He says national interests are less important than global interests. It is no more "us" versus "them," but only "we."
What does that mean for South Africa? It means that we need to adapt or die. At AstroTech our business is about assisting individuals & companies to prepare themselves to face the challenges that the world demands of us. With the necessary skills and knowledge on hand, we can not only overcome the obstacles thrown in our paths but we can also set our goals and ambitions higher than ever before.

Let’s look at possibly the greatest challenge of our lifetime: climate change.
Every hour, three endangered species disappear. The destruction of flora and fauna costs the world six per cent of the planet's total income.

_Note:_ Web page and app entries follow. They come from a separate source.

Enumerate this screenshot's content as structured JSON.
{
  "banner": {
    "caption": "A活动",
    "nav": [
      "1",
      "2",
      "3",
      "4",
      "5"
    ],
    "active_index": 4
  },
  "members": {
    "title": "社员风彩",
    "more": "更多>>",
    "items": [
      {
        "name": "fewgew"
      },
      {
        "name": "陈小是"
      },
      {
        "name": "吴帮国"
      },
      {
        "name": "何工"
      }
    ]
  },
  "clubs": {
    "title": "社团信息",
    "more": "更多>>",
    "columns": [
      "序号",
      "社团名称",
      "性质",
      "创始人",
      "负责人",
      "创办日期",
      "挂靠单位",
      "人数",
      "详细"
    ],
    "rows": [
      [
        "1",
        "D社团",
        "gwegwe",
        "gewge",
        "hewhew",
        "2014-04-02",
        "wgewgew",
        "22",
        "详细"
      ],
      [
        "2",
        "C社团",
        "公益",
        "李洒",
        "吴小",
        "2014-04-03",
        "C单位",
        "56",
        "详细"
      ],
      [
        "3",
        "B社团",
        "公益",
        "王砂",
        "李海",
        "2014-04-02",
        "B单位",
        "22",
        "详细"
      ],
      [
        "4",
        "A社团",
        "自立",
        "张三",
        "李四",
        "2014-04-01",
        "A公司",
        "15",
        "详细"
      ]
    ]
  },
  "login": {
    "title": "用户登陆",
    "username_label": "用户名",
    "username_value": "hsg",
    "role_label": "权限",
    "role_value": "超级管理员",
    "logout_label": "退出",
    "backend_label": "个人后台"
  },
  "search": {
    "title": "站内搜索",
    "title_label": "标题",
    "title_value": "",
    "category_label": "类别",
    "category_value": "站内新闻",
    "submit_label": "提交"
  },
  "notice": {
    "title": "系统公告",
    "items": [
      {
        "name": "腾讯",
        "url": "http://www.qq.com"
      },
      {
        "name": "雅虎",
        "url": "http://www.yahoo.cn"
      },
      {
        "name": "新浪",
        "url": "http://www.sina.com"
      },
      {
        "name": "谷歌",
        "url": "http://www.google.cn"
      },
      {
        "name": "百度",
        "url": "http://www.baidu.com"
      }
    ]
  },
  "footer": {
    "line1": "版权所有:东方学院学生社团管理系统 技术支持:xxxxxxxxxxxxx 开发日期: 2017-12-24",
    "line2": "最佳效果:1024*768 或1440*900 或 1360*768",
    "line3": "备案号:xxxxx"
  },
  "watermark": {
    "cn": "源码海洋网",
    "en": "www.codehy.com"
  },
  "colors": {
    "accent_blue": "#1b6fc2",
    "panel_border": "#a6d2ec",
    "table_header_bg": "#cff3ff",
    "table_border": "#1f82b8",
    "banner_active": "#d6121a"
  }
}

The UN Convention on Biological Diversity says the destruction of natural habitats and pollution has created the worst rate of species extinction - three an hour - since dinosaurs died 65 million years ago.
The endangered list includes one in four mammal species, one in eight bird types, and a third of amphibian varieties.
Last year a California-sized piece of the Antarctic melted.

India—with over a billion people to feed—may lose 50% of its crop production in our lifetime because of global warming.
Polar bears could be extinct within less than a decade because the ice cap is melting so fast.
Ernst & Young have expressed the view that: “Going green is expensive but could pay dividends if consumer tastes and regulation shift quickly. Carbon trading is a reality in Europe and will almost certainly happen in the US.” Companies will more and more be expected to know and reveal their carbon footprint.

South Africa’s Dr Wayne Visser who edited The A to Z of Corporate Responsibility which was released in July says corporate sustainability and responsibility have replaced corporate social responsibility.

He says that in the past CSR was about image and brand. No longer. It’s about business sense. Multi-million dollar retailer, Wal-Mart, as an example, now sells only organic cotton and sustainable fish. Locally, Woolworths are reducing their products containing genetically modified ingredients and clearly labeling where they do exist, their wood products are now sourced from sustainably managed forests and more and more organic food & clothing is being offered to consumers.

In future, Visser suggests, companies won’t be ranked, they will be rated. There is no point in having great profits, if you’re a major polluter or a bad employer – those aspects will increasingly count in a company or a nation’s favour, or against it.

At AstroTech we can see the wisdom of those words. The world is moving extremely fast, never before has it been as necessary to have ongoing skills development and life-long learning as it is today.

AstroTech prides itself on having excellent facilitators, all of whom have extensive hands-on business experience and who encourage the sharing of knowledge and practical applications in our courses.

To conclude I quote from the words of successful South African corporate leader, Norbert Claussen who heads Powertech, he says: “You have to have a dream, to put the dream in place you have to have a plan, and you can only win when you know the odds.” To that I’d like to add, you can only accurately assess the odds if your management training has given you the tools to look beyond that which is immediately apparent and if you do this your chances of achieving your dream are so much greater.

I’d like to thank you all for joining us here this morning and thank you for all your support throughout the year. I’m now going to handover to Celeste Allan who will be talking to us about “Labour Law and the Real World”. Thank you.